The line holding "What data populates" and all lines that follow it to the end of the data: return these exactly, and nothing more.

▬▬▬▬▬▬▬▬▬▬

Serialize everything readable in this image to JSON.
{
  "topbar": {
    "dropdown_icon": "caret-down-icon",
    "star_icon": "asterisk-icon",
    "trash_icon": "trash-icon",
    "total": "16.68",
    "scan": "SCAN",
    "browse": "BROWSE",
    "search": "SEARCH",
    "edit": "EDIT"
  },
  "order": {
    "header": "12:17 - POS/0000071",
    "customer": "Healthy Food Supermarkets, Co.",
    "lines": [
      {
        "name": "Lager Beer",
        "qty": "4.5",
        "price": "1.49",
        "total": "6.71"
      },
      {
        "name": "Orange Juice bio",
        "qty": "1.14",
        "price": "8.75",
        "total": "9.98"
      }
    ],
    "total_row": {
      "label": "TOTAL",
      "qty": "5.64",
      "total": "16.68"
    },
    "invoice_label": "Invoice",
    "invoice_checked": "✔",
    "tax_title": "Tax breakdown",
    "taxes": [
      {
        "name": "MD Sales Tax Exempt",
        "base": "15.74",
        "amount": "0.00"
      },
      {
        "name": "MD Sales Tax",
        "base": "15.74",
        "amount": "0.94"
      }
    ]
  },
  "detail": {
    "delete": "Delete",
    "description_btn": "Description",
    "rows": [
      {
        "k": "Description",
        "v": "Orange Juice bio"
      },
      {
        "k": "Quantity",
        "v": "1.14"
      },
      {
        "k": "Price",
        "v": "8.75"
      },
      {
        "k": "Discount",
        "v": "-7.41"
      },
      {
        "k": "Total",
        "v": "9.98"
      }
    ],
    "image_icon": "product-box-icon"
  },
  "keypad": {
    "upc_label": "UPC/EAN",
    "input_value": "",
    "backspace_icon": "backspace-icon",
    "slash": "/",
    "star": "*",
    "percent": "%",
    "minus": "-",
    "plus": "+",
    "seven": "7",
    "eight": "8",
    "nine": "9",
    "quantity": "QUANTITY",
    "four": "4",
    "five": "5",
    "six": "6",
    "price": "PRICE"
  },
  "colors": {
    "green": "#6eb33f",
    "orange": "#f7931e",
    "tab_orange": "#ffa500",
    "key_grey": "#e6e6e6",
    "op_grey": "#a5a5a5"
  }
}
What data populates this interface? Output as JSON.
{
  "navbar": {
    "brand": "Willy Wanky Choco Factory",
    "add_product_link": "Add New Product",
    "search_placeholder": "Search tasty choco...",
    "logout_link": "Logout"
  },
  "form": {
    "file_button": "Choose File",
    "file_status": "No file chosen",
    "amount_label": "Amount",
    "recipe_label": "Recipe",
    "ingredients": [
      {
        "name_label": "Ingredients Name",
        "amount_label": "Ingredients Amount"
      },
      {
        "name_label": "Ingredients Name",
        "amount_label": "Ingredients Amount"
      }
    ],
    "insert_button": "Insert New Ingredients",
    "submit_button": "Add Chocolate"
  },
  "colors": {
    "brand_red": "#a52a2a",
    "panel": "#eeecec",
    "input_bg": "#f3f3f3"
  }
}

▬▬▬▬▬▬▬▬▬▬

— Solution below —
What data populates this interface? Output as JSON.
{
  "navbar": {
    "brand": "Willy Wanky Choco Factory",
    "add_product_link": "Add New Product",
    "search_placeholder": "Search tasty choco...",
    "logout_link": "Logout"
  },
  "form": {
    "file_button": "Choose File",
    "file_status": "No file chosen",
    "amount_label": "Amount",
    "recipe_label": "Recipe",
    "ingredients": [
      {
        "name_label": "Ingredients Name",
        "amount_label": "Ingredients Amount"
      },
      {
        "name_label": "Ingredients Name",
        "amount_label": "Ingredients Amount"
      }
    ],
    "insert_button": "Insert New Ingredients",
    "submit_button": "Add Chocolate"
  },
  "colors": {
    "brand_red": "#a52a2a",
    "panel": "#eeecec",
    "input_bg": "#f3f3f3"
  }
}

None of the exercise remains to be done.